───── INFORMATION ─────

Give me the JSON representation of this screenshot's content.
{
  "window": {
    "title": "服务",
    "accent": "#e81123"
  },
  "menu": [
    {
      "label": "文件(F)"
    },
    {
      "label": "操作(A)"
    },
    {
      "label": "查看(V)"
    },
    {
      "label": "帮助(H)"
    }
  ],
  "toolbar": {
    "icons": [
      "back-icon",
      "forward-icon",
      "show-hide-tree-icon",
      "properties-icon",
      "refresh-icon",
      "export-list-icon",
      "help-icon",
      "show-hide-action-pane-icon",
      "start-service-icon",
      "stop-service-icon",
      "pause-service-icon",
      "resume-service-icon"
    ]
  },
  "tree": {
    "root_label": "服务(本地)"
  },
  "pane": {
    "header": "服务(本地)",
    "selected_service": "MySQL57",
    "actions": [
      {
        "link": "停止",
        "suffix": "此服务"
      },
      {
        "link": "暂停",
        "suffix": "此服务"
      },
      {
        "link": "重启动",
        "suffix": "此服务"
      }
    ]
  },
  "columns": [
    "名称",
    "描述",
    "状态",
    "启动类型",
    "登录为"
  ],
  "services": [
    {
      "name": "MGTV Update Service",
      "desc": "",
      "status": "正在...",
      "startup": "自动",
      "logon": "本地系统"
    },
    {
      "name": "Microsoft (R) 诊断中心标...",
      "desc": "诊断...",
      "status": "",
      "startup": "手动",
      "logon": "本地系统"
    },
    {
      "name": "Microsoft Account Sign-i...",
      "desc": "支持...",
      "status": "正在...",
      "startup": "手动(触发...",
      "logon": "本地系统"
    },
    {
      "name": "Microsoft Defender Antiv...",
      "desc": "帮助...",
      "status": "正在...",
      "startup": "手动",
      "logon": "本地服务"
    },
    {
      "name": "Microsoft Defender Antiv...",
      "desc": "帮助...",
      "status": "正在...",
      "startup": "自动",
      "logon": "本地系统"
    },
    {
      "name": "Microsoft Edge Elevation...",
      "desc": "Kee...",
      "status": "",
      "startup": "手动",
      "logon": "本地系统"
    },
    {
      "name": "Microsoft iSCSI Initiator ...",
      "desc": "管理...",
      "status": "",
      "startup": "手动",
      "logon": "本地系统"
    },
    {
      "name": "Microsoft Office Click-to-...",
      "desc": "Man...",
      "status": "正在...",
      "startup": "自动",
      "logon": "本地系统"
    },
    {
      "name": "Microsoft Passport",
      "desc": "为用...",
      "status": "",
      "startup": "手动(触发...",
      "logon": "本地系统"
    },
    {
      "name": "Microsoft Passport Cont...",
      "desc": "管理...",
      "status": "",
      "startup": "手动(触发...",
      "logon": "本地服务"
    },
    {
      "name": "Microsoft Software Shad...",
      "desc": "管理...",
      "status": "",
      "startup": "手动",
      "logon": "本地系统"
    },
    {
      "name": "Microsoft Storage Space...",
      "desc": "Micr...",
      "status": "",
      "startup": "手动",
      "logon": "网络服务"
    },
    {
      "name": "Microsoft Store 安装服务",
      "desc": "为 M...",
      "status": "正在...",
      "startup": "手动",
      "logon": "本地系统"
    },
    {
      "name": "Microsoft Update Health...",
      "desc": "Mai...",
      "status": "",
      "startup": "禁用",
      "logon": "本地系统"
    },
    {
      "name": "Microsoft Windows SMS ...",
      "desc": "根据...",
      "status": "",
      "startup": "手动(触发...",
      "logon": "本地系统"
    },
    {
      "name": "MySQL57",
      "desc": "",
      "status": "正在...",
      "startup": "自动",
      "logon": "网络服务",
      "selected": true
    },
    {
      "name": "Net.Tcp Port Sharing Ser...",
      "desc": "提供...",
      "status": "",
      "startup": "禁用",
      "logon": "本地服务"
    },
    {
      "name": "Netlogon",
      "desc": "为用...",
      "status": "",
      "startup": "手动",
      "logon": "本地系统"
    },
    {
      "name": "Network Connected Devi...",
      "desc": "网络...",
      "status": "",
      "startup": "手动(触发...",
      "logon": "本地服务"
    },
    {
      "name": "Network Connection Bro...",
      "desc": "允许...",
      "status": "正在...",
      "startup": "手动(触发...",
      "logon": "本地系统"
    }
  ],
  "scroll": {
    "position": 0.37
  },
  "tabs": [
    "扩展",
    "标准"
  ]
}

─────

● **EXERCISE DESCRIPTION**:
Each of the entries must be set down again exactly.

● **WRITTEN SOLUTION**:
Give me the JSON representation of this screenshot's content.
{
  "window": {
    "title": "服务",
    "accent": "#e81123"
  },
  "menu": [
    {
      "label": "文件(F)"
    },
    {
      "label": "操作(A)"
    },
    {
      "label": "查看(V)"
    },
    {
      "label": "帮助(H)"
    }
  ],
  "toolbar": {
    "icons": [
      "back-icon",
      "forward-icon",
      "show-hide-tree-icon",
      "properties-icon",
      "refresh-icon",
      "export-list-icon",
      "help-icon",
      "show-hide-action-pane-icon",
      "start-service-icon",
      "stop-service-icon",
      "pause-service-icon",
      "resume-service-icon"
    ]
  },
  "tree": {
    "root_label": "服务(本地)"
  },
  "pane": {
    "header": "服务(本地)",
    "selected_service": "MySQL57",
    "actions": [
      {
        "link": "停止",
        "suffix": "此服务"
      },
      {
        "link": "暂停",
        "suffix": "此服务"
      },
      {
        "link": "重启动",
        "suffix": "此服务"
      }
    ]
  },
  "columns": [
    "名称",
    "描述",
    "状态",
    "启动类型",
    "登录为"
  ],
  "services": [
    {
      "name": "MGTV Update Service",
      "desc": "",
      "status": "正在...",
      "startup": "自动",
      "logon": "本地系统"
    },
    {
      "name": "Microsoft (R) 诊断中心标...",
      "desc": "诊断...",
      "status": "",
      "startup": "手动",
      "logon": "本地系统"
    },
    {
      "name": "Microsoft Account Sign-i...",
      "desc": "支持...",
      "status": "正在...",
      "startup": "手动(触发...",
      "logon": "本地系统"
    },
    {
      "name": "Microsoft Defender Antiv...",
      "desc": "帮助...",
      "status": "正在...",
      "startup": "手动",
      "logon": "本地服务"
    },
    {
      "name": "Microsoft Defender Antiv...",
      "desc": "帮助...",
      "status": "正在...",
      "startup": "自动",
      "logon": "本地系统"
    },
    {
      "name": "Microsoft Edge Elevation...",
      "desc": "Kee...",
      "status": "",
      "startup": "手动",
      "logon": "本地系统"
    },
    {
      "name": "Microsoft iSCSI Initiator ...",
      "desc": "管理...",
      "status": "",
      "startup": "手动",
      "logon": "本地系统"
    },
    {
      "name": "Microsoft Office Click-to-...",
      "desc": "Man...",
      "status": "正在...",
      "startup": "自动",
      "logon": "本地系统"
    },
    {
      "name": "Microsoft Passport",
      "desc": "为用...",
      "status": "",
      "startup": "手动(触发...",
      "logon": "本地系统"
    },
    {
      "name": "Microsoft Passport Cont...",
      "desc": "管理...",
      "status": "",
      "startup": "手动(触发...",
      "logon": "本地服务"
    },
    {
      "name": "Microsoft Software Shad...",
      "desc": "管理...",
      "status": "",
      "startup": "手动",
      "logon": "本地系统"
    },
    {
      "name": "Microsoft Storage Space...",
      "desc": "Micr...",
      "status": "",
      "startup": "手动",
      "logon": "网络服务"
    },
    {
      "name": "Microsoft Store 安装服务",
      "desc": "为 M...",
      "status": "正在...",
      "startup": "手动",
      "logon": "本地系统"
    },
    {
      "name": "Microsoft Update Health...",
      "desc": "Mai...",
      "status": "",
      "startup": "禁用",
      "logon": "本地系统"
    },
    {
      "name": "Microsoft Windows SMS ...",
      "desc": "根据...",
      "status": "",
      "startup": "手动(触发...",
      "logon": "本地系统"
    },
    {
      "name": "MySQL57",
      "desc": "",
      "status": "正在...",
      "startup": "自动",
      "logon": "网络服务",
      "selected": true
    },
    {
      "name": "Net.Tcp Port Sharing Ser...",
      "desc": "提供...",
      "status": "",
      "startup": "禁用",
      "logon": "本地服务"
    },
    {
      "name": "Netlogon",
      "desc": "为用...",
      "status": "",
      "startup": "手动",
      "logon": "本地系统"
    },
    {
      "name": "Network Connected Devi...",
      "desc": "网络...",
      "status": "",
      "startup": "手动(触发...",
      "logon": "本地服务"
    },
    {
      "name": "Network Connection Bro...",
      "desc": "允许...",
      "status": "正在...",
      "startup": "手动(触发...",
      "logon": "本地系统"
    }
  ],
  "scroll": {
    "position": 0.37
  },
  "tabs": [
    "扩展",
    "标准"
  ]
}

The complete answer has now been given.